[Dataset rows for apps and sites]
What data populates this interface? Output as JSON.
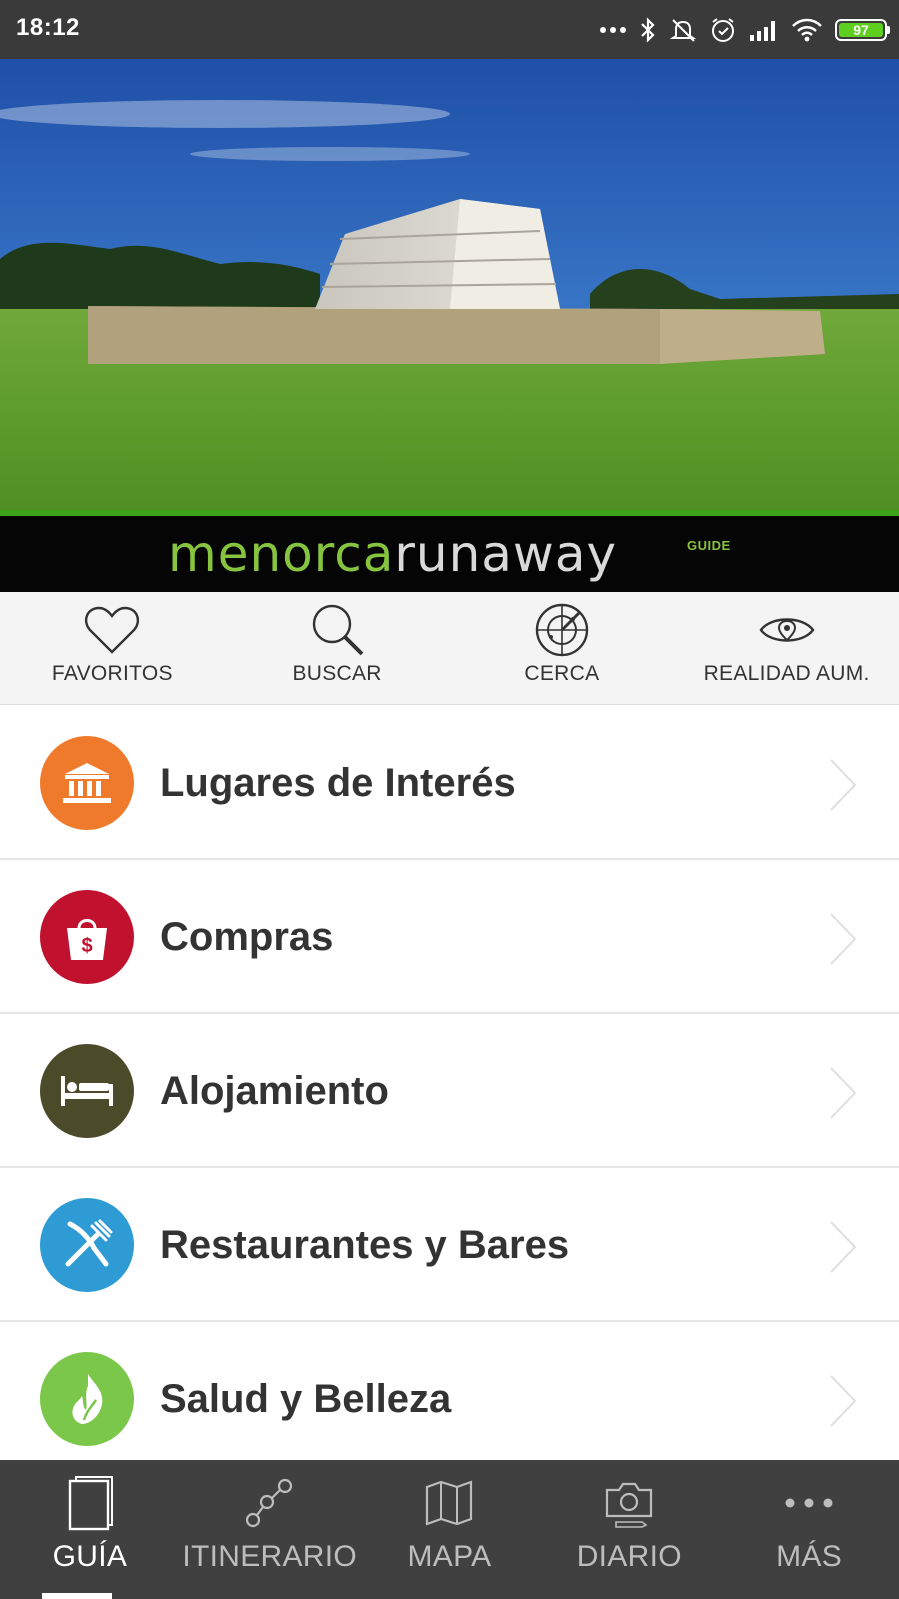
{
  "status_bar": {
    "time": "18:12",
    "battery_level": "97",
    "icons": [
      "dots-icon",
      "bluetooth-icon",
      "silent-icon",
      "alarm-icon",
      "signal-icon",
      "wifi-icon",
      "battery-icon"
    ]
  },
  "brand": {
    "part_a": "menorca",
    "part_b": "runaway",
    "suffix": "GUIDE"
  },
  "quick_actions": [
    {
      "label": "FAVORITOS",
      "icon": "heart-icon"
    },
    {
      "label": "BUSCAR",
      "icon": "search-icon"
    },
    {
      "label": "CERCA",
      "icon": "radar-icon"
    },
    {
      "label": "REALIDAD AUM.",
      "icon": "eye-location-icon"
    }
  ],
  "categories": [
    {
      "label": "Lugares de Interés",
      "icon": "monument-icon",
      "color": "#f07a2c"
    },
    {
      "label": "Compras",
      "icon": "shopping-bag-icon",
      "color": "#c0122e"
    },
    {
      "label": "Alojamiento",
      "icon": "bed-icon",
      "color": "#4b4a29"
    },
    {
      "label": "Restaurantes y Bares",
      "icon": "fork-knife-icon",
      "color": "#2f9bd4"
    },
    {
      "label": "Salud y Belleza",
      "icon": "flame-leaf-icon",
      "color": "#7bc74a"
    }
  ],
  "bottom_nav": [
    {
      "label": "GUÍA",
      "icon": "book-icon",
      "active": true
    },
    {
      "label": "ITINERARIO",
      "icon": "route-icon",
      "active": false
    },
    {
      "label": "MAPA",
      "icon": "map-icon",
      "active": false
    },
    {
      "label": "DIARIO",
      "icon": "camera-icon",
      "active": false
    },
    {
      "label": "MÁS",
      "icon": "more-icon",
      "active": false
    }
  ],
  "colors": {
    "brand_green": "#86c440",
    "status_bar": "#3a3a3a",
    "bottom_nav": "#404040"
  }
}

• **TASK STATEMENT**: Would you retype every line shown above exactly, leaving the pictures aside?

• **YOUR RESPONSE**:
What data populates this interface? Output as JSON.
{
  "status_bar": {
    "time": "18:12",
    "battery_level": "97",
    "icons": [
      "dots-icon",
      "bluetooth-icon",
      "silent-icon",
      "alarm-icon",
      "signal-icon",
      "wifi-icon",
      "battery-icon"
    ]
  },
  "brand": {
    "part_a": "menorca",
    "part_b": "runaway",
    "suffix": "GUIDE"
  },
  "quick_actions": [
    {
      "label": "FAVORITOS",
      "icon": "heart-icon"
    },
    {
      "label": "BUSCAR",
      "icon": "search-icon"
    },
    {
      "label": "CERCA",
      "icon": "radar-icon"
    },
    {
      "label": "REALIDAD AUM.",
      "icon": "eye-location-icon"
    }
  ],
  "categories": [
    {
      "label": "Lugares de Interés",
      "icon": "monument-icon",
      "color": "#f07a2c"
    },
    {
      "label": "Compras",
      "icon": "shopping-bag-icon",
      "color": "#c0122e"
    },
    {
      "label": "Alojamiento",
      "icon": "bed-icon",
      "color": "#4b4a29"
    },
    {
      "label": "Restaurantes y Bares",
      "icon": "fork-knife-icon",
      "color": "#2f9bd4"
    },
    {
      "label": "Salud y Belleza",
      "icon": "flame-leaf-icon",
      "color": "#7bc74a"
    }
  ],
  "bottom_nav": [
    {
      "label": "GUÍA",
      "icon": "book-icon",
      "active": true
    },
    {
      "label": "ITINERARIO",
      "icon": "route-icon",
      "active": false
    },
    {
      "label": "MAPA",
      "icon": "map-icon",
      "active": false
    },
    {
      "label": "DIARIO",
      "icon": "camera-icon",
      "active": false
    },
    {
      "label": "MÁS",
      "icon": "more-icon",
      "active": false
    }
  ],
  "colors": {
    "brand_green": "#86c440",
    "status_bar": "#3a3a3a",
    "bottom_nav": "#404040"
  }
}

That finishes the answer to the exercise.